─── INPUT DATA

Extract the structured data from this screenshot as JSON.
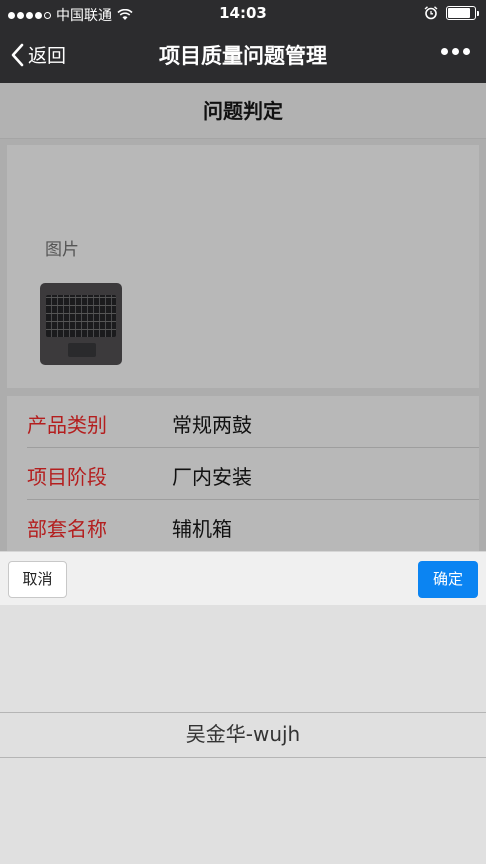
{
  "status_bar": {
    "carrier": "中国联通",
    "time": "14:03",
    "battery_level": 0.85,
    "signal_bars": 4
  },
  "nav": {
    "back_label": "返回",
    "title": "项目质量问题管理"
  },
  "page": {
    "header": "问题判定",
    "image_label": "图片"
  },
  "info_rows": [
    {
      "label": "产品类别",
      "value": "常规两鼓"
    },
    {
      "label": "项目阶段",
      "value": "厂内安装"
    },
    {
      "label": "部套名称",
      "value": "辅机箱"
    }
  ],
  "picker": {
    "cancel_label": "取消",
    "confirm_label": "确定",
    "selected_option": "吴金华-wujh"
  },
  "colors": {
    "nav_background": "#2c2c2e",
    "label_red": "#b41e1e",
    "confirm_blue": "#0b84f2"
  }
}
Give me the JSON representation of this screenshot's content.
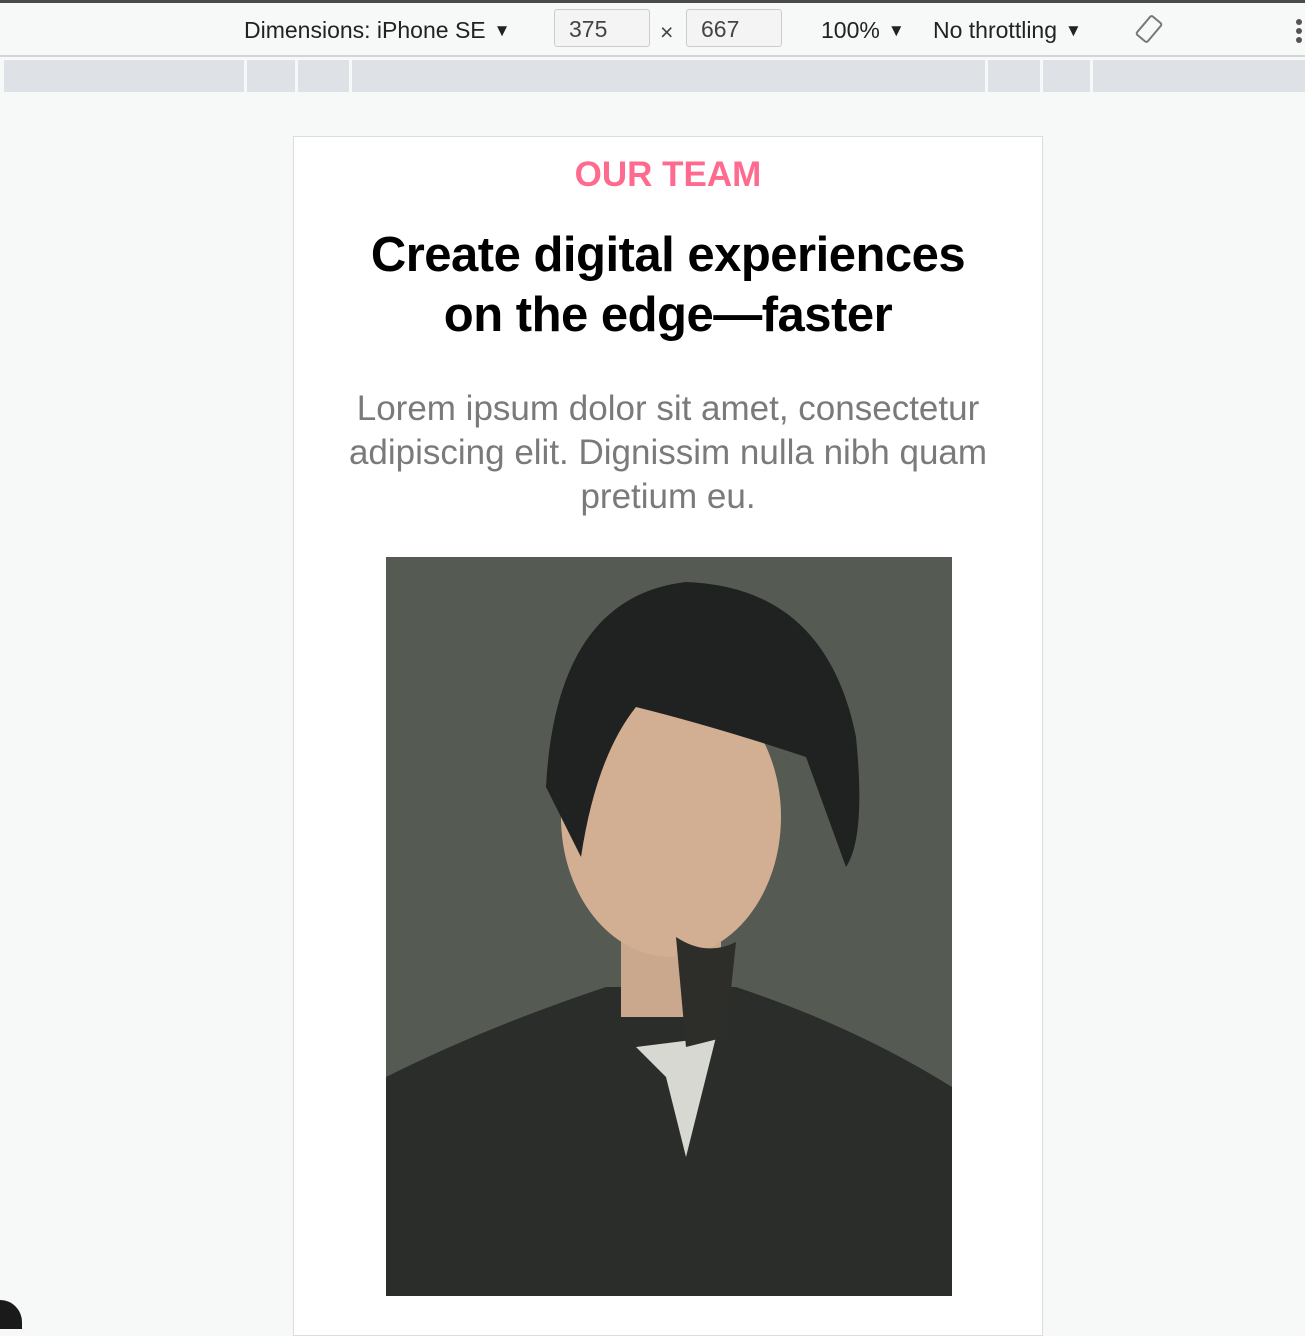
{
  "toolbar": {
    "dimensions_label": "Dimensions: iPhone SE",
    "width_value": "375",
    "times": "×",
    "height_value": "667",
    "zoom_label": "100%",
    "throttling_label": "No throttling",
    "rotate_icon": "rotate-icon",
    "more_icon": "kebab-icon"
  },
  "page": {
    "eyebrow": "OUR TEAM",
    "heading_line1": "Create digital experiences",
    "heading_line2": "on the edge—faster",
    "lead": "Lorem ipsum dolor sit amet, consectetur adipiscing elit. Dignissim nulla nibh quam pretium eu.",
    "photo_alt": "Team member portrait"
  },
  "colors": {
    "accent": "#ff6b8f",
    "lead_text": "#7a7a7a"
  }
}
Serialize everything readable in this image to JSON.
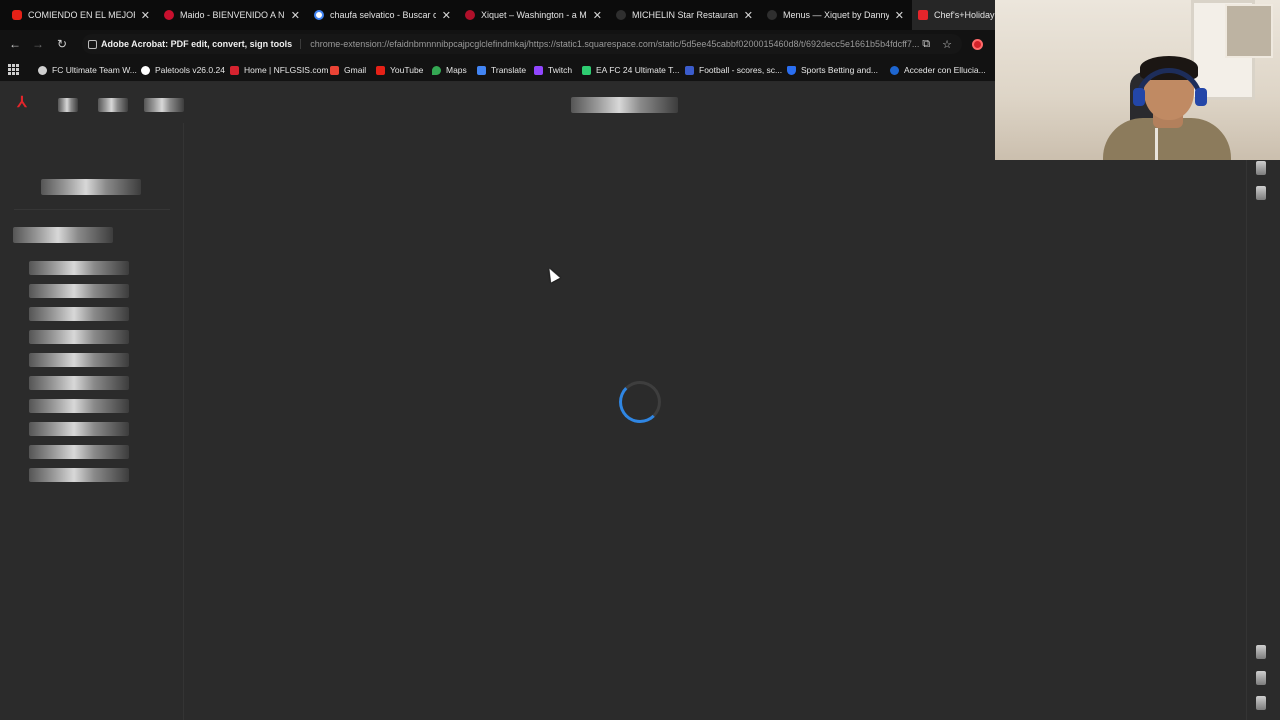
{
  "tabs": [
    {
      "title": "COMIENDO EN EL MEJOR RE",
      "icon": "youtube-icon",
      "color": "#e62117",
      "active": false
    },
    {
      "title": "Maido - BIENVENIDO A NUE",
      "icon": "maido-icon",
      "color": "#c8102e",
      "active": false
    },
    {
      "title": "chaufa selvatico - Buscar con",
      "icon": "google-icon",
      "color": "#4285f4",
      "active": false
    },
    {
      "title": "Xiquet – Washington - a MIC",
      "icon": "michelin-icon",
      "color": "#b0102a",
      "active": false
    },
    {
      "title": "MICHELIN Star Restaurant in",
      "icon": "page-icon",
      "color": "#2f2f2f",
      "active": false
    },
    {
      "title": "Menus — Xiquet by Danny L",
      "icon": "page-icon",
      "color": "#2f2f2f",
      "active": false
    },
    {
      "title": "Chef's+Holiday+M",
      "icon": "acrobat-icon",
      "color": "#e4252b",
      "active": true
    }
  ],
  "address_bar": {
    "extension_label": "Adobe Acrobat: PDF edit, convert, sign tools",
    "url": "chrome-extension://efaidnbmnnnibpcajpcglclefindmkaj/https://static1.squarespace.com/static/5d5ee45cabbf0200015460d8/t/692decc5e1661b5b4fdcff7..."
  },
  "bookmarks": [
    {
      "label": "FC Ultimate Team W...",
      "icon": "fut-icon",
      "color": "#cfcfcf"
    },
    {
      "label": "Paletools v26.0.24",
      "icon": "paletools-icon",
      "color": "#ffffff"
    },
    {
      "label": "Home | NFLGSIS.com",
      "icon": "nfl-icon",
      "color": "#d5232f"
    },
    {
      "label": "Gmail",
      "icon": "gmail-icon",
      "color": "#ea4335"
    },
    {
      "label": "YouTube",
      "icon": "youtube-icon",
      "color": "#e62117"
    },
    {
      "label": "Maps",
      "icon": "maps-icon",
      "color": "#34a853"
    },
    {
      "label": "Translate",
      "icon": "translate-icon",
      "color": "#4285f4"
    },
    {
      "label": "Twitch",
      "icon": "twitch-icon",
      "color": "#9146ff"
    },
    {
      "label": "EA FC 24 Ultimate T...",
      "icon": "easports-icon",
      "color": "#2ecc71"
    },
    {
      "label": "Football - scores, sc...",
      "icon": "football-icon",
      "color": "#3b5ccc"
    },
    {
      "label": "Sports Betting and...",
      "icon": "shield-icon",
      "color": "#2a6ef0"
    },
    {
      "label": "Acceder con Ellucia...",
      "icon": "ellucian-icon",
      "color": "#1e66d0"
    }
  ],
  "colors": {
    "accent_red": "#e4252b",
    "spinner_blue": "#2f86e3",
    "viewer_background": "#2b2b2b"
  }
}
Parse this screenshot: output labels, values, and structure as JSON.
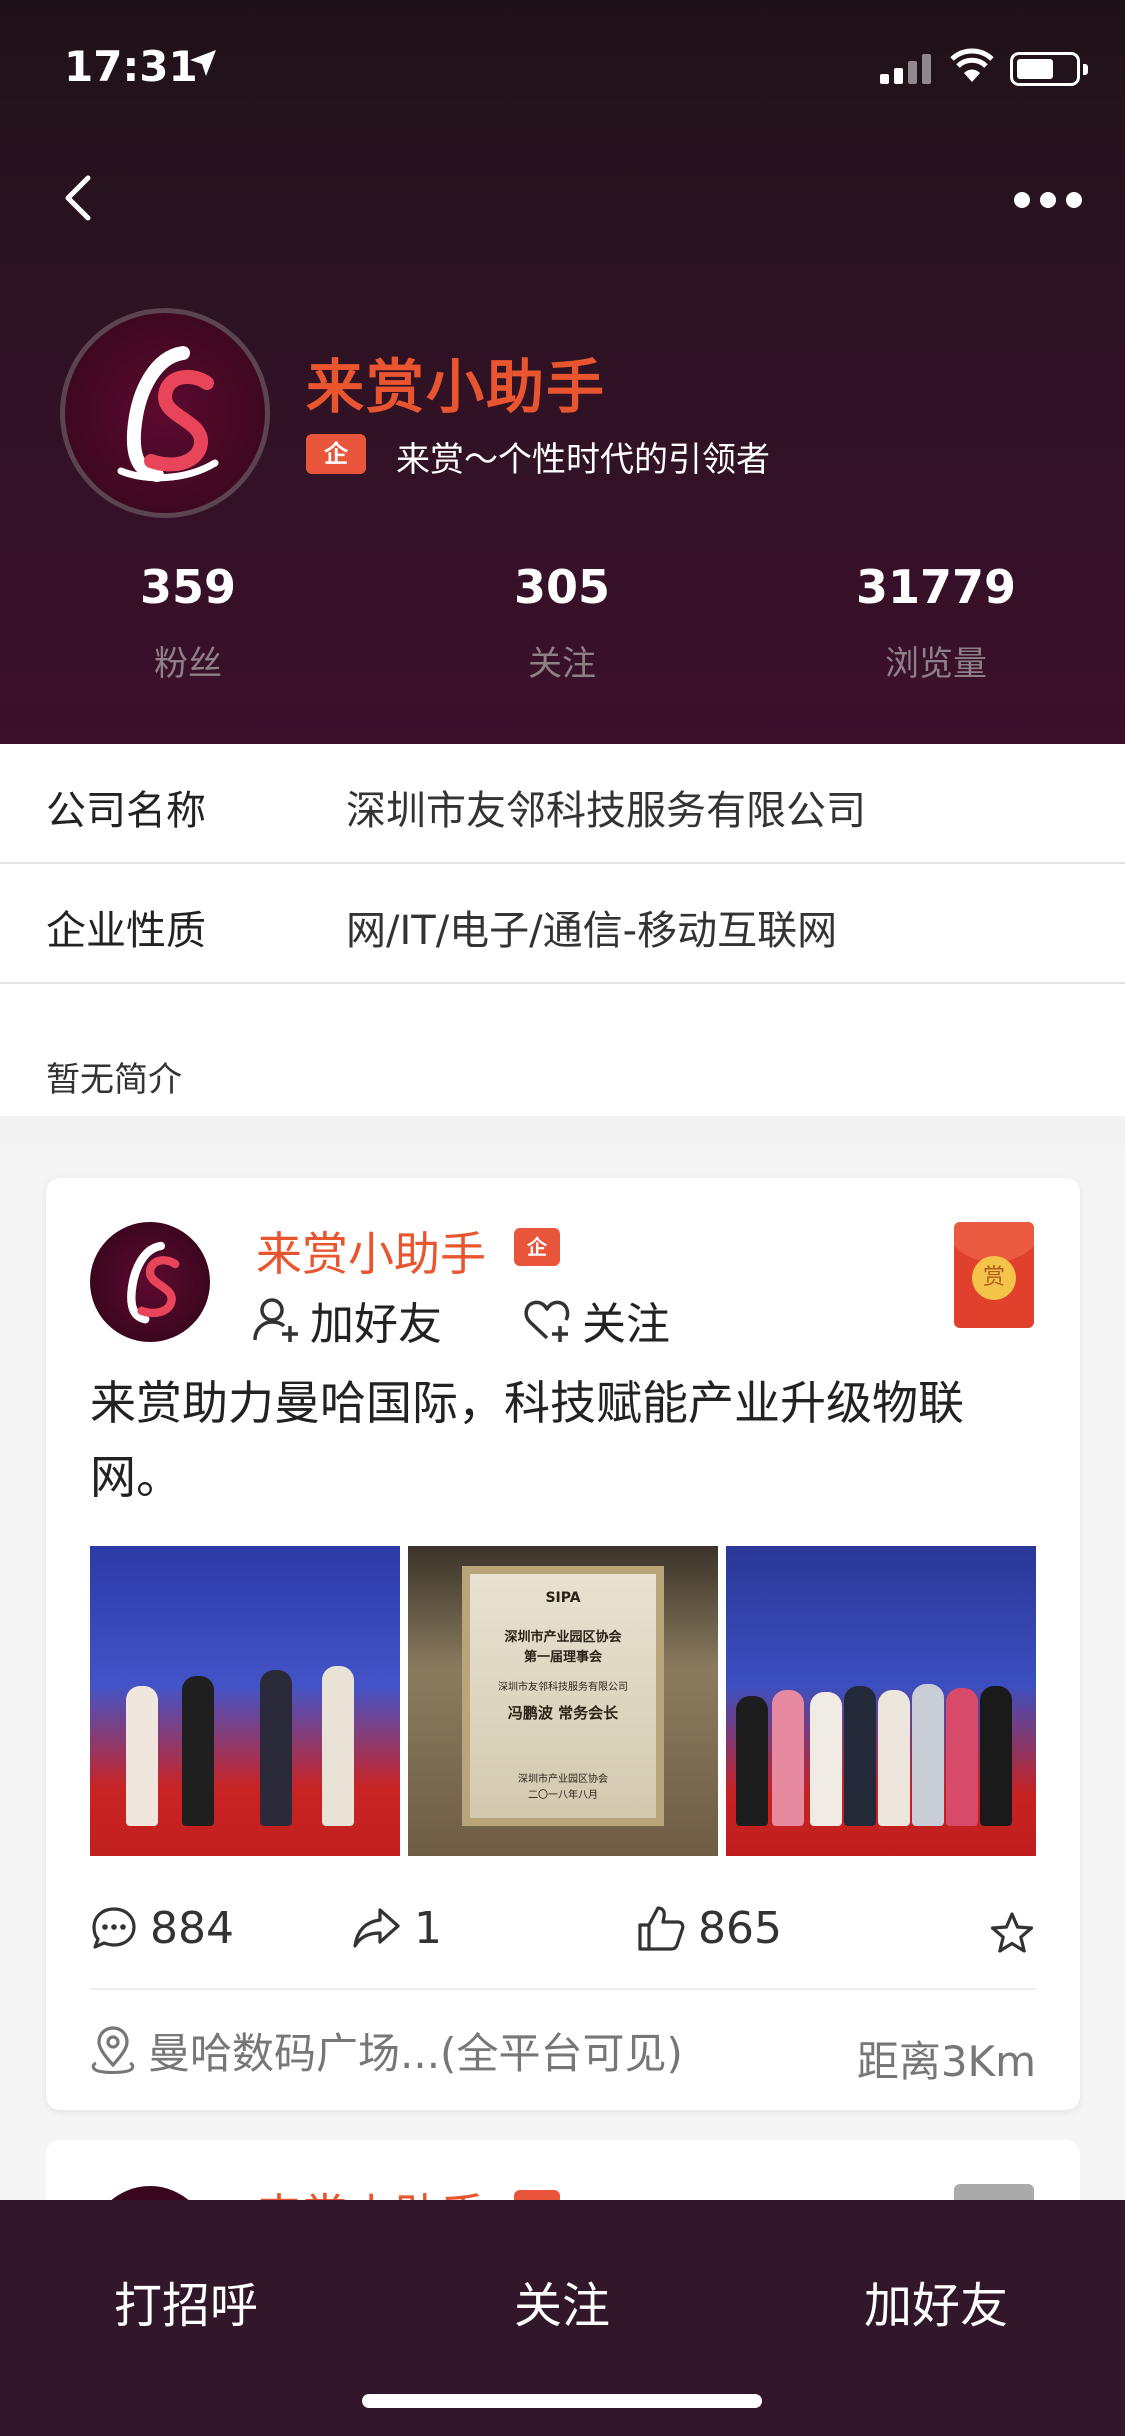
{
  "status_bar": {
    "time": "17:31"
  },
  "profile": {
    "name": "来赏小助手",
    "badge": "企",
    "tagline": "来赏～个性时代的引领者",
    "logo_text": "LS"
  },
  "stats": [
    {
      "value": "359",
      "label": "粉丝"
    },
    {
      "value": "305",
      "label": "关注"
    },
    {
      "value": "31779",
      "label": "浏览量"
    }
  ],
  "info": [
    {
      "key": "公司名称",
      "value": "深圳市友邻科技服务有限公司"
    },
    {
      "key": "企业性质",
      "value": "网/IT/电子/通信-移动互联网"
    }
  ],
  "intro": "暂无简介",
  "post": {
    "author": "来赏小助手",
    "badge": "企",
    "add_friend_label": "加好友",
    "follow_label": "关注",
    "red_packet_label": "赏",
    "text": "来赏助力曼哈国际，科技赋能产业升级物联网。",
    "plaque": {
      "org": "SIPA",
      "line1": "深圳市产业园区协会",
      "line2": "第一届理事会",
      "line3": "深圳市友邻科技服务有限公司",
      "line4": "冯鹏波  常务会长",
      "line5": "深圳市产业园区协会",
      "line6": "二〇一八年八月"
    },
    "comments": "884",
    "shares": "1",
    "likes": "865",
    "location": "曼哈数码广场...(全平台可见)",
    "distance": "距离3Km"
  },
  "next_post": {
    "author": "来赏小助手"
  },
  "bottom_bar": {
    "greet": "打招呼",
    "follow": "关注",
    "add_friend": "加好友"
  },
  "colors": {
    "accent": "#e8552f",
    "header_bg": "#2c1322",
    "bottom_bar_bg": "#32172a"
  }
}
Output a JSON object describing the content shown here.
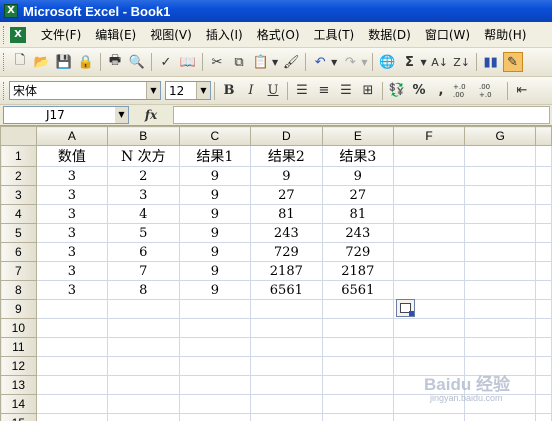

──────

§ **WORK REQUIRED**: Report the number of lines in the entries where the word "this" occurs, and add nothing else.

§ **ANSWER BOX**: 4